Organisations are failing to upgrade their networks as the number of ageing and obsolete devices connected to them reaches its highest level in six years.
About 51% of network devices are now ageing or obsolete, of which 27% are now in the ‘later’ stage of their product lifecycle, when the vendor begins to reduce support for the device.
Much of the increase was blamed on software-defined networking, which may be causing organisations to ‘wait and see’ before selecting and implementing new technology.
Organisations are also saving on costs thanks to global economic crisis and using ICT consumption models, which reduce the need for organisations to invest in their own IT infrastructure.
"Organisations have been far more economical in their approach, and more willing to risk getting by with ageing equipment for the sake of ‘running lean’, sometimes avoiding capex at all costs," said data published by Dimension Data.
Interestingly, the research found that obsolete devices were 25% less likely to fail than devices that were current, and, on average, it took one hour less to resolve issues on obsolete devices than on current devices.
"Our conclusion is that a refreshed network places a heavier burden on an organisation’s support services infrastructure than an ageing network does. Based on the rate of technology failures and resolution time, and the added benefit of reduced capex, the decision to sweat network assets is sound," the research said.
Raoul Tecala, Dimension Data’s business development director for networking, added: "What we’ve seen over the last 12 months is a continued growth – approximately 30% – in wireless business. But we are now also seeing an upgrade in the access switching infrastructure to support wireless connectivity.

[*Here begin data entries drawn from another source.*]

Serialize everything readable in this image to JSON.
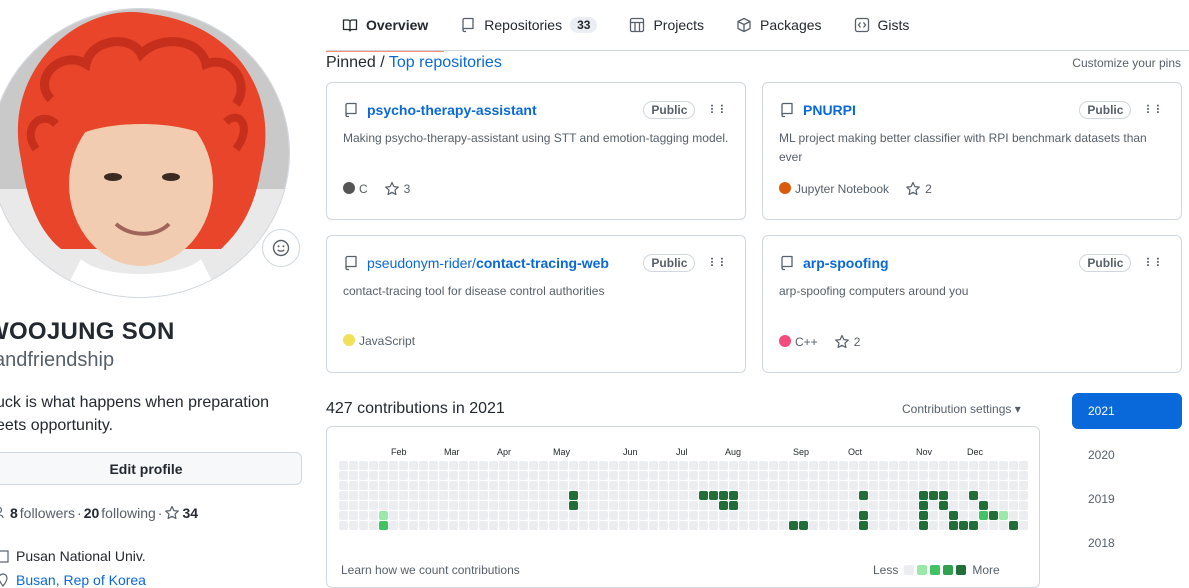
{
  "profile": {
    "fullname": "WOOJUNG SON",
    "username": "andfriendship",
    "bio": "uck is what happens when preparation\neets opportunity.",
    "edit_label": "Edit profile",
    "followers_count": "8",
    "followers_label": "followers",
    "sep": "·",
    "following_count": "20",
    "following_label": "following",
    "stars_count": "34",
    "org": "Pusan National Univ.",
    "location": "Busan, Rep of Korea"
  },
  "tabs": [
    {
      "label": "Overview",
      "icon": "book-icon"
    },
    {
      "label": "Repositories",
      "icon": "repo-icon",
      "count": "33"
    },
    {
      "label": "Projects",
      "icon": "project-icon"
    },
    {
      "label": "Packages",
      "icon": "package-icon"
    },
    {
      "label": "Gists",
      "icon": "code-square-icon"
    }
  ],
  "pinned": {
    "prefix": "Pinned",
    "slash": " / ",
    "link": "Top repositories",
    "customize": "Customize your pins",
    "repos": [
      {
        "name": "psycho-therapy-assistant",
        "owner": "",
        "visibility": "Public",
        "desc": "Making psycho-therapy-assistant using STT and emotion-tagging model.",
        "lang": "C",
        "lang_color": "#555555",
        "stars": "3"
      },
      {
        "name": "PNURPI",
        "owner": "",
        "visibility": "Public",
        "desc": "ML project making better classifier with RPI benchmark datasets than ever",
        "lang": "Jupyter Notebook",
        "lang_color": "#DA5B0B",
        "stars": "2"
      },
      {
        "name": "contact-tracing-web",
        "owner": "pseudonym-rider/",
        "visibility": "Public",
        "desc": "contact-tracing tool for disease control authorities",
        "lang": "JavaScript",
        "lang_color": "#f1e05a",
        "stars": ""
      },
      {
        "name": "arp-spoofing",
        "owner": "",
        "visibility": "Public",
        "desc": "arp-spoofing computers around you",
        "lang": "C++",
        "lang_color": "#f34b7d",
        "stars": "2"
      }
    ]
  },
  "contributions": {
    "title": "427 contributions in 2021",
    "settings": "Contribution settings ▾",
    "months": [
      "Feb",
      "Mar",
      "Apr",
      "May",
      "Jun",
      "Jul",
      "Aug",
      "Sep",
      "Oct",
      "Nov",
      "Dec"
    ],
    "learn": "Learn how we count contributions",
    "less": "Less",
    "more": "More",
    "colors": [
      "#ebedf0",
      "#9be9a8",
      "#40c463",
      "#30a14e",
      "#216e39"
    ],
    "active_cells": [
      [
        23,
        3,
        4
      ],
      [
        23,
        4,
        4
      ],
      [
        21,
        7,
        4
      ],
      [
        36,
        3,
        4
      ],
      [
        37,
        3,
        4
      ],
      [
        35,
        7,
        4
      ],
      [
        38,
        3,
        4
      ],
      [
        38,
        4,
        4
      ],
      [
        38,
        7,
        4
      ],
      [
        39,
        3,
        4
      ],
      [
        39,
        4,
        4
      ],
      [
        39,
        7,
        4
      ],
      [
        4,
        6,
        2
      ],
      [
        4,
        5,
        1
      ],
      [
        45,
        6,
        4
      ],
      [
        46,
        6,
        4
      ],
      [
        52,
        3,
        4
      ],
      [
        52,
        5,
        4
      ],
      [
        52,
        6,
        4
      ],
      [
        59,
        3,
        4
      ],
      [
        60,
        3,
        4
      ],
      [
        58,
        3,
        4
      ],
      [
        58,
        4,
        4
      ],
      [
        58,
        5,
        4
      ],
      [
        58,
        6,
        4
      ],
      [
        58,
        7,
        4
      ],
      [
        60,
        4,
        4
      ],
      [
        61,
        5,
        4
      ],
      [
        61,
        6,
        4
      ],
      [
        62,
        6,
        4
      ],
      [
        64,
        5,
        2
      ],
      [
        64,
        4,
        4
      ],
      [
        63,
        3,
        4
      ],
      [
        63,
        6,
        4
      ],
      [
        63,
        7,
        4
      ],
      [
        65,
        5,
        4
      ],
      [
        66,
        5,
        1
      ],
      [
        67,
        6,
        4
      ],
      [
        68,
        7,
        4
      ],
      [
        69,
        7,
        4
      ],
      [
        70,
        7,
        4
      ],
      [
        71,
        7,
        4
      ],
      [
        72,
        7,
        2
      ],
      [
        72,
        6,
        1
      ],
      [
        72,
        5,
        1
      ],
      [
        78,
        4,
        4
      ],
      [
        79,
        4,
        4
      ],
      [
        80,
        3,
        1
      ],
      [
        81,
        3,
        1
      ],
      [
        80,
        4,
        2
      ],
      [
        81,
        4,
        1
      ],
      [
        82,
        5,
        2
      ],
      [
        82,
        6,
        4
      ],
      [
        86,
        7,
        1
      ],
      [
        87,
        7,
        4
      ],
      [
        88,
        4,
        4
      ],
      [
        88,
        5,
        2
      ]
    ]
  },
  "years": [
    "2021",
    "2020",
    "2019",
    "2018"
  ]
}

"For example, the percentage of gigabit access switch ports increased from one-third of all ports last year to just under half (45%) this year. Also, the percentage of switches that support 10 gigabit uplinks increased from 11% to 23%. And there was a much smaller increase in the percentage of ports that support power-over-Ethernet: from just under half last year to just over half this year."
Tecala said: "So, while networks are generally getting older as organisations tend to sweat their network assets for as long as possible to save costs, organisations are upgrading their networks when the need for specific new features becomes more pressing."
Dimension Data’s Network Barometer Report was compiled from technology data gathered from 288 technology assessments covering 74,000 technology devices in organisations of all sizes and all industry sectors across 32 countries.